In economics, production possibility frontierProduction Possibility FrontierThe Production Possibility Frontier (PPF) is a visual representation used to illustrate the maximum possible output combinations of two separate products produced using the same amount of limited resources. is a curve in which each point represents the combination of two goods that can be produced using the given finite resources. For example, a farmer can produce 20,000 apples and 30,000 apricots in his fixed land so that the trees are placed to have adequate space to develop a healthy root system and receive enough sunlight. However, if he intends to produce 50,000 apricots, he will make only 10,000 apples on his farm.
#8 – Marginal Analysis

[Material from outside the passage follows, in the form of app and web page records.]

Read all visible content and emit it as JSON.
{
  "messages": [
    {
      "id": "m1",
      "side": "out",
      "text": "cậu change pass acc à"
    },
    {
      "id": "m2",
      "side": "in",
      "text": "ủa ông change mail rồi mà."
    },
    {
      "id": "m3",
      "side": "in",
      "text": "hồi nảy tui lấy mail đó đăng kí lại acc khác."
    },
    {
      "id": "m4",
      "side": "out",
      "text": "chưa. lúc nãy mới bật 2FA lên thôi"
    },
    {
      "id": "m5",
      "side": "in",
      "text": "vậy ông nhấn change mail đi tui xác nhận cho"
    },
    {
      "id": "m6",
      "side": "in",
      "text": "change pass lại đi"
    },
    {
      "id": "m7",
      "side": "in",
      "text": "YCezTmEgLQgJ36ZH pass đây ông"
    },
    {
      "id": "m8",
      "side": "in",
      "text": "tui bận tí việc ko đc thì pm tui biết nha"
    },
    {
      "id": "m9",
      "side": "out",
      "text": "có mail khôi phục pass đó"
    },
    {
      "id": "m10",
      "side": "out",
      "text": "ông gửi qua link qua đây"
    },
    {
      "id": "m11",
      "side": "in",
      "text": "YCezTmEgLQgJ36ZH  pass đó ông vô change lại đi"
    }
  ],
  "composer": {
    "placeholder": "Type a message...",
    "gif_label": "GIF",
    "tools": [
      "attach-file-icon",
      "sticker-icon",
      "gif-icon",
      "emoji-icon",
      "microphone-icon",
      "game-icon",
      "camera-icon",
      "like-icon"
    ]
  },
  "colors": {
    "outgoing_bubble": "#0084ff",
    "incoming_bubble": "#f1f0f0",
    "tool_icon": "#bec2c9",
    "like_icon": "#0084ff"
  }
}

The marginal analysis compares the additional cost incurredCost IncurredIncurred Cost refers to an expense that a Company needs to pay in exchange for the usage of a service, product, or asset. This might include direct, indirect, production, operating, & distribution charges incurred for business operations. and the corresponding additional benefit obtained from an activity. Usually, companies planning to expand their business by adding another production line or increasing volumes perform this analysis. For example, if a company has enough capacity to increase production but improves the warehouse facility, a marginal analysis indicates that expanding the warehouse capacity will not affect the marginal benefit. In other words, the ability to produce more products outweighs the increase in cost.
#9 – Circular Flow

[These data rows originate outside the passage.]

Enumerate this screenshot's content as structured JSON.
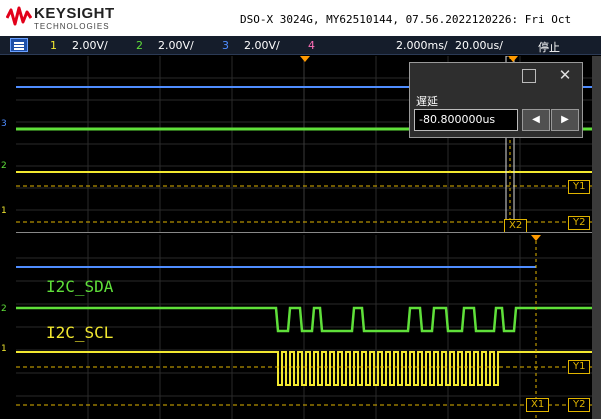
{
  "header": {
    "brand": "KEYSIGHT",
    "brand_sub": "TECHNOLOGIES",
    "device_info": "DSO-X 3024G, MY62510144, 07.56.2022120226: Fri Oct"
  },
  "channels": [
    {
      "num": "1",
      "scale": "2.00V/",
      "color": "#f2e830"
    },
    {
      "num": "2",
      "scale": "2.00V/",
      "color": "#5fdf3a"
    },
    {
      "num": "3",
      "scale": "2.00V/",
      "color": "#4f8dff"
    },
    {
      "num": "4",
      "scale": "",
      "color": "#ff6fb8"
    }
  ],
  "timebase": {
    "scale": "2.000ms/",
    "delay": "20.00us/",
    "state": "停止"
  },
  "popup": {
    "title": "遅延",
    "value": "-80.800000us",
    "left_arrow": "◀",
    "right_arrow": "▶",
    "close": "✕"
  },
  "labels": {
    "sda": "I2C_SDA",
    "scl": "I2C_SCL"
  },
  "cursor_tags": {
    "y1": "Y1",
    "y2": "Y2",
    "x1": "X1",
    "x2": "X2"
  },
  "colors": {
    "ch1": "#f2e830",
    "ch2": "#5fdf3a",
    "ch3": "#4f8dff",
    "cursor": "#e0b400",
    "trigger": "#ff9a00"
  },
  "icons": {
    "menu": "menu-icon",
    "doc": "document-icon",
    "close": "close-icon"
  }
}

The circular flow model in economics primarily portrays how money flows through different units in an economy. It connects the sources and sinks of factors of production, consumer & producer expenditures, and goods & services. For example, resources move from household to firm, and goods and services flow from firms to households.
#10 – International Trade
International tradeInternational TradeInternational Trade refers to the trading or exchange of goods and or services across international borders. occurs when a trade happens between countries. Goods and services are traded across countries contributing significantly to GDPGDPGDP or Gross Domestic Product refers to the monetary measurement of the overall market value of the final output produced within a country over a period.. The two main types of international trade are import and export. Import is the purchase of goods or services from another country. In this form, payment has to be made to the other country. Thus, it involves the outflow of money. The sale of goods and services to another country is called exports. In this form, payment is received from another country. Thus, it involves an inflow of money. Examples of international trade include trade between companies in China and USA, and goods exported from China to the USA include electrical and electronic equipment.
Frequently Asked Questions (FAQs)
The three basic concepts are supply & demand, scarcity, and opportunity cost. When supply and demand meet, the quantity demanded is equal to the quantity supplied, and we can say that the market is in equilibrium. Scarcity indicates a shortage of resources. Finally, opportunity cost is the benefit missed due to not selecting a particular alternative.
Economic development concepts serve as the foundation for many programs or activities to improve society’s financial well-being. Economic development tactics include increasing job creation, enhancing the quality of life, and marketing the community’s assets.
The concept of economic growth explains the significance of increasing goods and service output in an economy. Economic growth is a function of different elements like capital stock, labor input, and technological advancement. A stable economic growth increases a nation’s wealth and improves the quality of life.
This article has been a guide to Economic Concepts. Here we explain the list of 10 basic economic concepts: scarcity, supply-demand, incentives, trade-off, opportunity cost, etc. You may learn more about financing from the following articles –